--- Records for this exercise ---
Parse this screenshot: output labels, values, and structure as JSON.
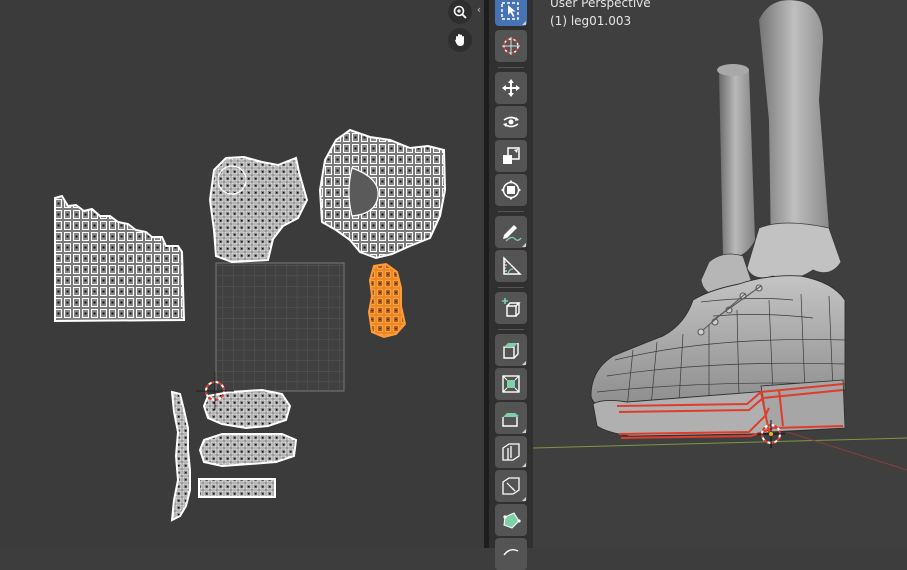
{
  "viewport": {
    "perspective_label": "User Perspective",
    "object_label": "(1) leg01.003"
  },
  "uv_editor": {
    "nav_icons": [
      "zoom-icon",
      "hand-pan-icon"
    ],
    "collapse_glyph": "‹"
  },
  "toolbar": {
    "tools": [
      "select-box",
      "cursor",
      "move",
      "rotate",
      "scale",
      "transform",
      "annotate",
      "measure",
      "add-cube",
      "extrude-region",
      "inset-faces",
      "bevel",
      "loop-cut",
      "knife",
      "poly-build"
    ]
  },
  "colors": {
    "accent_active": "#4772b3",
    "selection_orange": "#f0851e",
    "edge_highlight": "#e03c2c"
  }
}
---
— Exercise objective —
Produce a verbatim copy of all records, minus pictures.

— Exercise response —
Parse this screenshot: output labels, values, and structure as JSON.
{
  "viewport": {
    "perspective_label": "User Perspective",
    "object_label": "(1) leg01.003"
  },
  "uv_editor": {
    "nav_icons": [
      "zoom-icon",
      "hand-pan-icon"
    ],
    "collapse_glyph": "‹"
  },
  "toolbar": {
    "tools": [
      "select-box",
      "cursor",
      "move",
      "rotate",
      "scale",
      "transform",
      "annotate",
      "measure",
      "add-cube",
      "extrude-region",
      "inset-faces",
      "bevel",
      "loop-cut",
      "knife",
      "poly-build"
    ]
  },
  "colors": {
    "accent_active": "#4772b3",
    "selection_orange": "#f0851e",
    "edge_highlight": "#e03c2c"
  }
}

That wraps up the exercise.